What to produce - Return all lines from the listing below that include the word "Morbi".

Material for the task -
---+---

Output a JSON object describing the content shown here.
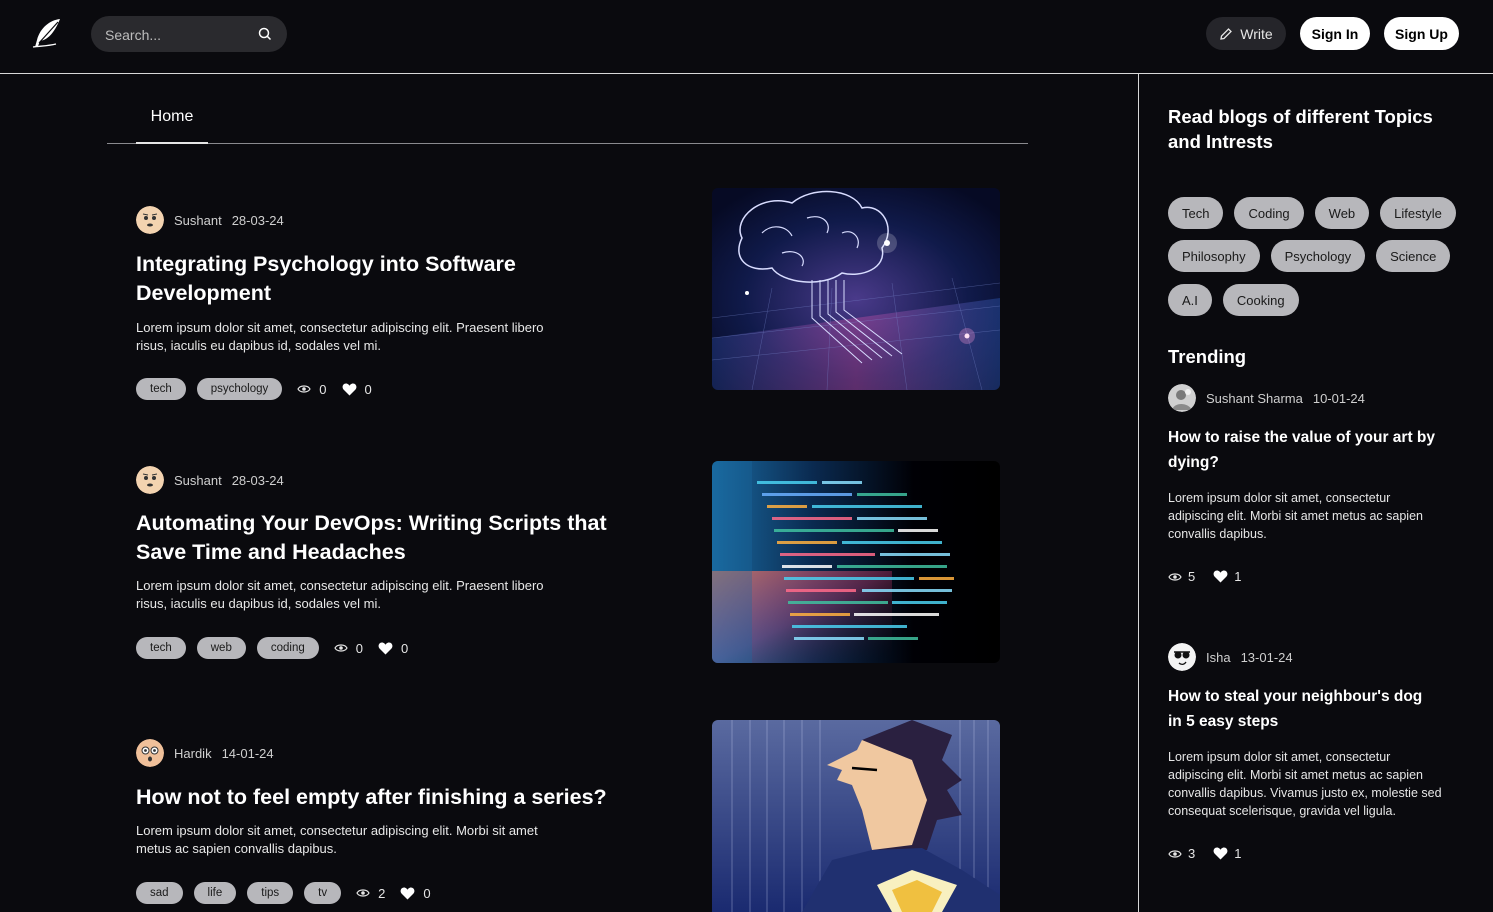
{
  "header": {
    "search_placeholder": "Search...",
    "write_label": "Write",
    "signin_label": "Sign In",
    "signup_label": "Sign Up"
  },
  "tabs": {
    "home": "Home"
  },
  "posts": [
    {
      "author": "Sushant",
      "date": "28-03-24",
      "title": "Integrating Psychology into Software Development",
      "excerpt": "Lorem ipsum dolor sit amet, consectetur adipiscing elit. Praesent libero risus, iaculis eu dapibus id, sodales vel mi.",
      "tags": [
        "tech",
        "psychology"
      ],
      "views": "0",
      "likes": "0"
    },
    {
      "author": "Sushant",
      "date": "28-03-24",
      "title": "Automating Your DevOps: Writing Scripts that Save Time and Headaches",
      "excerpt": "Lorem ipsum dolor sit amet, consectetur adipiscing elit. Praesent libero risus, iaculis eu dapibus id, sodales vel mi.",
      "tags": [
        "tech",
        "web",
        "coding"
      ],
      "views": "0",
      "likes": "0"
    },
    {
      "author": "Hardik",
      "date": "14-01-24",
      "title": "How not to feel empty after finishing a series?",
      "excerpt": "Lorem ipsum dolor sit amet, consectetur adipiscing elit. Morbi sit amet metus ac sapien convallis dapibus.",
      "tags": [
        "sad",
        "life",
        "tips",
        "tv"
      ],
      "views": "2",
      "likes": "0"
    }
  ],
  "sidebar": {
    "heading": "Read blogs of different Topics and Intrests",
    "topics": [
      "Tech",
      "Coding",
      "Web",
      "Lifestyle",
      "Philosophy",
      "Psychology",
      "Science",
      "A.I",
      "Cooking"
    ],
    "trending_title": "Trending",
    "trending": [
      {
        "author": "Sushant Sharma",
        "date": "10-01-24",
        "title": "How to raise the value of your art by dying?",
        "excerpt": "Lorem ipsum dolor sit amet, consectetur adipiscing elit. Morbi sit amet metus ac sapien convallis dapibus.",
        "views": "5",
        "likes": "1"
      },
      {
        "author": "Isha",
        "date": "13-01-24",
        "title": "How to steal your neighbour's dog in 5 easy steps",
        "excerpt": "Lorem ipsum dolor sit amet, consectetur adipiscing elit. Morbi sit amet metus ac sapien convallis dapibus. Vivamus justo ex, molestie sed consequat scelerisque, gravida vel ligula.",
        "views": "3",
        "likes": "1"
      }
    ]
  },
  "colors": {
    "background": "#0a0a0e",
    "tag_bg": "#b7b7bb",
    "search_bg": "#2a2a2e",
    "button_bg": "#ffffff"
  }
}
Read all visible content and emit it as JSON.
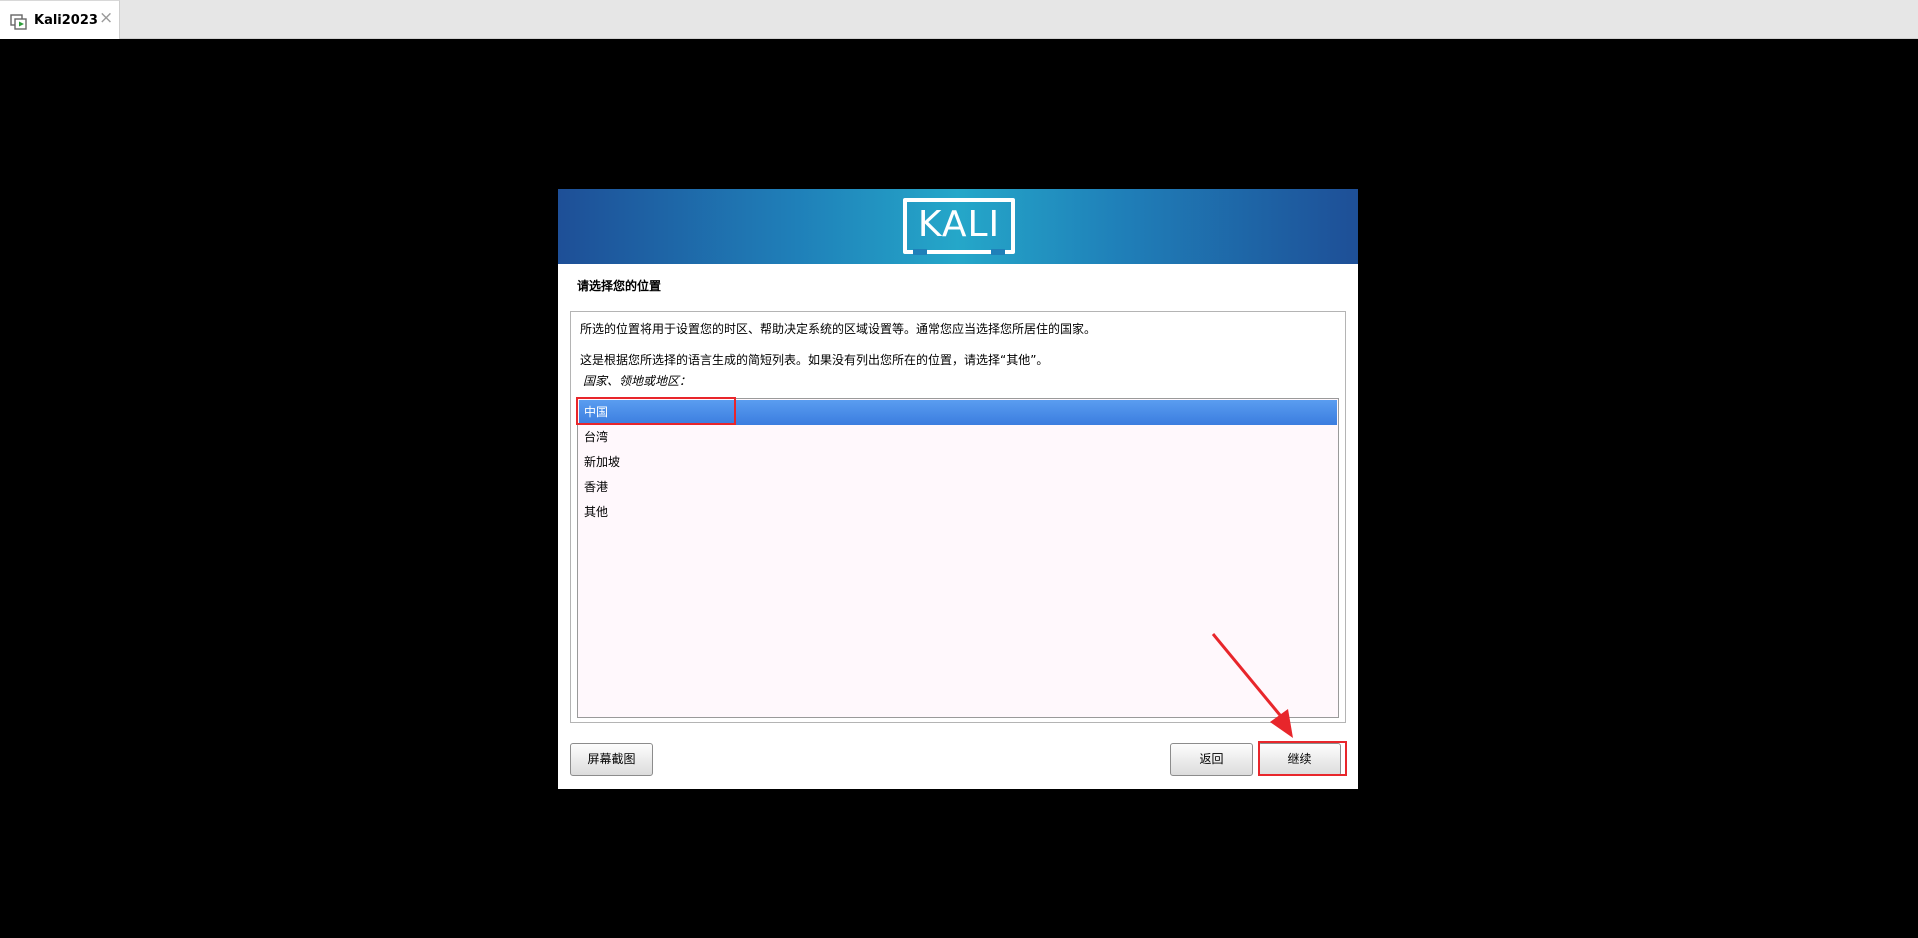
{
  "host_tab": {
    "title": "Kali2023",
    "close_glyph": "×",
    "icon": "vm-play-icon"
  },
  "installer": {
    "logo_text": "KALI",
    "page_title": "请选择您的位置",
    "description_1": "所选的位置将用于设置您的时区、帮助决定系统的区域设置等。通常您应当选择您所居住的国家。",
    "description_2": "这是根据您所选择的语言生成的简短列表。如果没有列出您所在的位置，请选择“其他”。",
    "field_label": "国家、领地或地区：",
    "locations": [
      "中国",
      "台湾",
      "新加坡",
      "香港",
      "其他"
    ],
    "selected_location": "中国",
    "buttons": {
      "screenshot": "屏幕截图",
      "back": "返回",
      "continue": "继续"
    }
  },
  "colors": {
    "selection": "#3b7ddf",
    "annotation": "#e8262b",
    "banner_dark": "#1e4f97",
    "banner_light": "#25a7c9"
  }
}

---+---

Exercise solution -
      "excerpt": "Lorem ipsum dolor sit amet, consectetur adipiscing elit. Morbi sit amet metus ac sapien convallis dapibus.",
        "excerpt": "Lorem ipsum dolor sit amet, consectetur adipiscing elit. Morbi sit amet metus ac sapien convallis dapibus.",
        "excerpt": "Lorem ipsum dolor sit amet, consectetur adipiscing elit. Morbi sit amet metus ac sapien convallis dapibus. Vivamus justo ex, molestie sed consequat scelerisque, gravida vel ligula.",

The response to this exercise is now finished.